Dreaming beyond limitations for 25 years

Hold Me Back film still. Image: © 2020 “Hold Me Back” Film Partners.

The best gift the Japanese Film Festival (JFF) could have for its 25th anniversary was simply being allowed to go ahead. The Sentinel spoke about dreaming beyond limitations with festival programmer, Manisay Oudomvilay.

“I started with Japanese Film Festival this year and not long after, things started getting a bit complicated with Covid, and that kind of threw a spanner in the works when it came to planning things for the festival,” says Manisay Oudomvilay, festival programmer of the Japanese Film Festival.

There was always going to be an online component but, of course, doubts hung over the possibility of an in cinema experience. However, in tune with this year’s theme – Dreaming Beyond Limitations organisers continued to plan optimistically and they’ve been rewarded with festival that will be delivered on big and small screens. 

“I think watching a film in a cinema is a totally different experience to watching it at home online,” says Oudomvilay. “Like obviously, you can’t get the big screen or surround sound at home. For me personally the experience isn’t really as immersive. For me as well, there’s always that feeling when you’re walking out of the cinema and you kind of have to adjust your eyes and you feel like you’ve taken a break from normal life.”

Sumodo – The Successors of Samurai film still.
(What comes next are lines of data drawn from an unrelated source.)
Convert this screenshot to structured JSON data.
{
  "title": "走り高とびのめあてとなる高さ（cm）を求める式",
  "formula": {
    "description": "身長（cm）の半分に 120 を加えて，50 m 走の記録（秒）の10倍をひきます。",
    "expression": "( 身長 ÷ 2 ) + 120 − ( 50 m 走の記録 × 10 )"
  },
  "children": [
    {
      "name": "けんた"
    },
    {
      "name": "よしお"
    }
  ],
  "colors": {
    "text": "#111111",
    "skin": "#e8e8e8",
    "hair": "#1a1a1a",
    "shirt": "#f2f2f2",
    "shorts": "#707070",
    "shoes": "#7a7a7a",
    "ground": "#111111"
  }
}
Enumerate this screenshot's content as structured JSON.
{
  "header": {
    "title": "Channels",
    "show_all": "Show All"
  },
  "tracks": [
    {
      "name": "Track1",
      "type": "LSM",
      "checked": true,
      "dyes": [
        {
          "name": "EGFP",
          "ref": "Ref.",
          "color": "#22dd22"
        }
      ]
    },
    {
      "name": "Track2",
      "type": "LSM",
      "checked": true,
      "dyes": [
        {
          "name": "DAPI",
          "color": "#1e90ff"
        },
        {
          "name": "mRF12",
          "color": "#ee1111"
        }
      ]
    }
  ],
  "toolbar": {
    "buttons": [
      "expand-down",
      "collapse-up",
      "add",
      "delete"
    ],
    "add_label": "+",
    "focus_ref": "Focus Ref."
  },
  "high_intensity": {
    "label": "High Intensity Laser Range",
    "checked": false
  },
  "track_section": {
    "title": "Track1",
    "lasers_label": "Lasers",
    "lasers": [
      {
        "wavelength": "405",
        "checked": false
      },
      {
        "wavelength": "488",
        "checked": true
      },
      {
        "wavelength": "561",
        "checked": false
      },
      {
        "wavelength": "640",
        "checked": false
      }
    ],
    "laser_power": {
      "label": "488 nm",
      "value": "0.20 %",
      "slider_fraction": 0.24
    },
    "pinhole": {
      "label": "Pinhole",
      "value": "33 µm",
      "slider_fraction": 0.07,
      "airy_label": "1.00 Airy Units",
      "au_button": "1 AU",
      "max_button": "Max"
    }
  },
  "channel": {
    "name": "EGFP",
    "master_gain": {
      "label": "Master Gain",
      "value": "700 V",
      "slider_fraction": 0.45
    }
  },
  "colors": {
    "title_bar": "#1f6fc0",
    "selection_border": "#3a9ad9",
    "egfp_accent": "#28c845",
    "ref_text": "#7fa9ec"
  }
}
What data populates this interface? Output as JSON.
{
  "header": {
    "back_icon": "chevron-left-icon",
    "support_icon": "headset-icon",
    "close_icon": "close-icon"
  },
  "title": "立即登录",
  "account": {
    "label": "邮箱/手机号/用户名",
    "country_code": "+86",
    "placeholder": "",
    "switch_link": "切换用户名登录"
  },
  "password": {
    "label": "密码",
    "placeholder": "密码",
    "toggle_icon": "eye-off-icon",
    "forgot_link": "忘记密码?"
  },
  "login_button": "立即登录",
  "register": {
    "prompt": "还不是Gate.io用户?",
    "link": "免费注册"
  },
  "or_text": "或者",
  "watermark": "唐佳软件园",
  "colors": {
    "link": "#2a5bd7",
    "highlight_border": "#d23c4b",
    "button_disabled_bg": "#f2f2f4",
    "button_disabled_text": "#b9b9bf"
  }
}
Image: © 2020 “Sumodo – The Successors of Samurai Film Partners.

The pandemic has had a significant impact on the Japanese film industry, as it has around the world, and many films had production temporarily interrupted. Thankfully, enough films were able to be completed to provide a varied and exciting program for the 2021 JFF, which includes several new releases.

“When it comes to choosing the actual line up, our goal is to always highlight Japanese culture through the films we choose,” explains Oudomvilay.  “We also try to choose films that show a side of Japan that people might not be familiar with, so we really try to diversify the selection of films that we’re showing.”

The program includes a range of content and genres. The opening night film, Hokusai, is biopic about legendary Japanese painter, Hajime Hashimoto. Audiences may not be familiar with the name but they have almost certainly seen some of his popular woodblock prints, especially The Great Wave. The film follows his life and art, from youth to old age. 

Hokusai film still. Image: ©2020 Hokusai Movie.

A film that impressed Oudomvilay is the documentary, Sumodo: The Successors of Samurai, which intensely documents the lives of two famous sumo wrestlers over the course of six months. 

“One thing this documentary does, is it really gets into the details of what it takes to be sumo wrestler. Before now, I never realised how much physical and mental strength it took to be one. It really highlights the fact that those sumo wrestlers literally dedicate their whole life to what they do.”

The film is accompanied by a short video featuring the director’s comments. 

“He really wanted to highlight in the documentary the sumo wrestler’s bodies, and the fact that it’s not just all fat there; they actually have a tonne of muscle underneath the fat to be able to fight like they do,” explains Oudomvilay. 

Director interviews or comments accompany several other films too. 

As always, alongside the main program is a Classic Series which provides a retrospective of an esteemed Japanese filmmaker. 

“This year, our classic series focuses on the works of Shūji Terayama, who was one of the most influential avant-garde directors in Japan. Those films are analogue and 16mm and 35mm prints.”

These very rare, valuable films were acquired through JFF headquarters in Japan. They can only been shown in cinemas that have the required vintage projectors that can play them. 

Pastoral Hide and Seek by director Shūji Terayama. Image: © 1974 Jinriki Hikokisha/ATG.

Overall, the films in this year’s festival serve the theme (dreaming beyond limitations) in some way. They deal with overcoming loss, breaking free from society’s expectations, people trying to work out their identity and where they fit in the world.

“Most of the stories celebrate characters that stay resilient even when they’re faced with challenges and adversity, and they really have to dig deep to overcome that. We thought that was kind of fitting, especially with Covid in the past two years,” Oudomvilay says. “A lot of the films are quite inspiring and they made me feel quite emotional as well.”

The 2021 Japanese Film Festival runs from 28 October to 5 December, 2021. For full program and tickets visit japanesefilmfestival.net.

Rita Bratovich is the arts and entertainment editor of the Sydney Sentinel.